I need the number of lines in the listing below that contain "楼层平面", and only that number.
§
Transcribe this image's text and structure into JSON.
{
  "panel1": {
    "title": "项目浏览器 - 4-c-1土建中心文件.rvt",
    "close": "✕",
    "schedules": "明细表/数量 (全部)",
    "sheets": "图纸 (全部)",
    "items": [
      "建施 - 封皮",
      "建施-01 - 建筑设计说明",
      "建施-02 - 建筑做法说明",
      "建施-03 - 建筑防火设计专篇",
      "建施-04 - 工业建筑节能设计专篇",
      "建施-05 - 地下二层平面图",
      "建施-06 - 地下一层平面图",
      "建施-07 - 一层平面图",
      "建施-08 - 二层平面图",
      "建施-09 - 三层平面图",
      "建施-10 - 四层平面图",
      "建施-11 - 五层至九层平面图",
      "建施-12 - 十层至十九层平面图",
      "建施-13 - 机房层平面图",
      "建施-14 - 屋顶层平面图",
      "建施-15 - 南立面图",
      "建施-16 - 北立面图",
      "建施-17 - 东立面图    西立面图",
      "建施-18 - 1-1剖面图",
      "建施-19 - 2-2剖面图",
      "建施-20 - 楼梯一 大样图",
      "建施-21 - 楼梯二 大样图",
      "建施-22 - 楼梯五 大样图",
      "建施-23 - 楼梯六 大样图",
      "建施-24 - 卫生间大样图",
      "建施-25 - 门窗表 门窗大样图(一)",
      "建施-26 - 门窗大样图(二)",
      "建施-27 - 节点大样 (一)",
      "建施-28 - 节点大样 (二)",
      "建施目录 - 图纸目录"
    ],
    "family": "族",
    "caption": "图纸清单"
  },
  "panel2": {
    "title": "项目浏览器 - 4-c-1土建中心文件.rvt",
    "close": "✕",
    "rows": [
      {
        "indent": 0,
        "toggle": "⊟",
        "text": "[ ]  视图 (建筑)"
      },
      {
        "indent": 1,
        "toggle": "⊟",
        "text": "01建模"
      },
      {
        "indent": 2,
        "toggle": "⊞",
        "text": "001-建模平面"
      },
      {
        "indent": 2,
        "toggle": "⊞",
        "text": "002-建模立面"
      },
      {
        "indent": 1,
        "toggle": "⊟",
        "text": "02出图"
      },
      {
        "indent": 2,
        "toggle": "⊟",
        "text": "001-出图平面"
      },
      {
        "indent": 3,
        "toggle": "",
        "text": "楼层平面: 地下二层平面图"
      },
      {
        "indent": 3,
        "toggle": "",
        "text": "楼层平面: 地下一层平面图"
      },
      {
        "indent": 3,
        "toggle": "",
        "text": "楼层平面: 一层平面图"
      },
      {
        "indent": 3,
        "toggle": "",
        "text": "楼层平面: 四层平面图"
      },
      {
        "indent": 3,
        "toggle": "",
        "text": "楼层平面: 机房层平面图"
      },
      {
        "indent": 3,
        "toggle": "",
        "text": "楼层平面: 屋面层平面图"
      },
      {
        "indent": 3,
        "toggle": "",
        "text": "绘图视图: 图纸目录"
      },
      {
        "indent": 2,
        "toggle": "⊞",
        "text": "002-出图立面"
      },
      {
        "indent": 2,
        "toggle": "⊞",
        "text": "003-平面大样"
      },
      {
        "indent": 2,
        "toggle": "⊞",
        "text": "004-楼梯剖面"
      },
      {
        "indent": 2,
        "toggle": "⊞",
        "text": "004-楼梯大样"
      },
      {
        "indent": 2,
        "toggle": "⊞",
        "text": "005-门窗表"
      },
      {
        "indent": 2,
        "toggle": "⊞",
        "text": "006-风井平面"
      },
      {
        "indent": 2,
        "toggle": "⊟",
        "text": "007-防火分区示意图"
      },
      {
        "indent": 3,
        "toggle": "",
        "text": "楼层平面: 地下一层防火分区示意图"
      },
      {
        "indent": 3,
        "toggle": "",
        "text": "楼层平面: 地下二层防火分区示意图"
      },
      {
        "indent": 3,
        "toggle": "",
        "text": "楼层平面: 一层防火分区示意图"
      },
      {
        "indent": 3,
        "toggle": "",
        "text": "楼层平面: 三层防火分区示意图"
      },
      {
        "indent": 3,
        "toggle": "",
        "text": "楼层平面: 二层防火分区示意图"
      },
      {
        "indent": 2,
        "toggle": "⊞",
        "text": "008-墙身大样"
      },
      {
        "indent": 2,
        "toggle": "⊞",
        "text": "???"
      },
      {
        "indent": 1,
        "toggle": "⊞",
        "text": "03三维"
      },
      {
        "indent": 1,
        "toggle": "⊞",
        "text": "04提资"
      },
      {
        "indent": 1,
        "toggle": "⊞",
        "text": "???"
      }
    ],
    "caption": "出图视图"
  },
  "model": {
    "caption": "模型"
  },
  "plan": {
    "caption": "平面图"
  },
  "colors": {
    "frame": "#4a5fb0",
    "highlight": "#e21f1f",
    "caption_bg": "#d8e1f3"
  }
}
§
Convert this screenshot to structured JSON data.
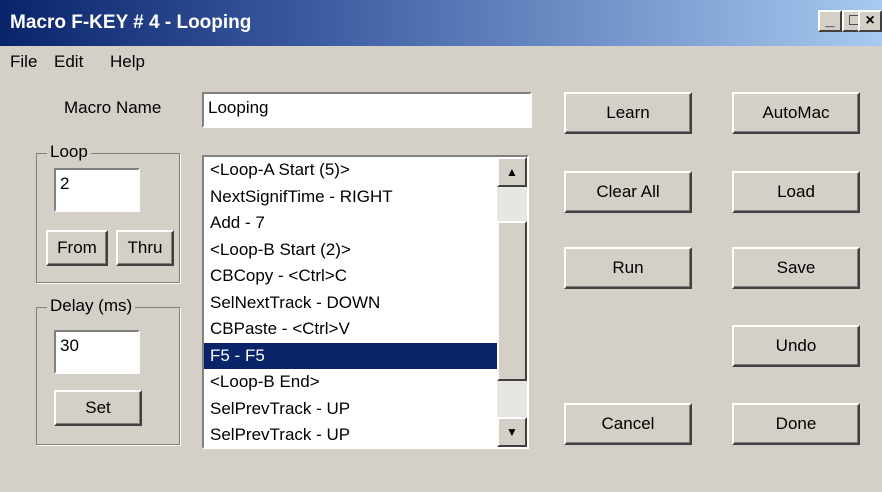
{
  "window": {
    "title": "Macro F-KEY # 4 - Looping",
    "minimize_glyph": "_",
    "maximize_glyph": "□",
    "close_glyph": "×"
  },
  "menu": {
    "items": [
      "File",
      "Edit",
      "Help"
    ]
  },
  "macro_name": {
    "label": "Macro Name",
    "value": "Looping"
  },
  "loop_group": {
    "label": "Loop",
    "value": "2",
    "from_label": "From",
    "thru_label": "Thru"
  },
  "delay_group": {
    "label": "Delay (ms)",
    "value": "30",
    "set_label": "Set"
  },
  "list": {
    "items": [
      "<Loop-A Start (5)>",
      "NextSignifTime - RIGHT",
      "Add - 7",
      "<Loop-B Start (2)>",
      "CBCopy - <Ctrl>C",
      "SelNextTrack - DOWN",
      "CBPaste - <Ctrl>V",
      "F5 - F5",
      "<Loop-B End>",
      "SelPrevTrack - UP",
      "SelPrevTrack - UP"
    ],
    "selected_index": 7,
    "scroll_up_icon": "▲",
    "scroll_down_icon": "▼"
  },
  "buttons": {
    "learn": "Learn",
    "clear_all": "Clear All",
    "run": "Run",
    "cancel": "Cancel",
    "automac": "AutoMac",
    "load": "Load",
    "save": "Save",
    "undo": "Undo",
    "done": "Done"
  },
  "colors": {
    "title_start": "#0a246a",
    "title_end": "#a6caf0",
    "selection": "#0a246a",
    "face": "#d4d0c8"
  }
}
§
:: RESPONSE TO THE TASK ::
11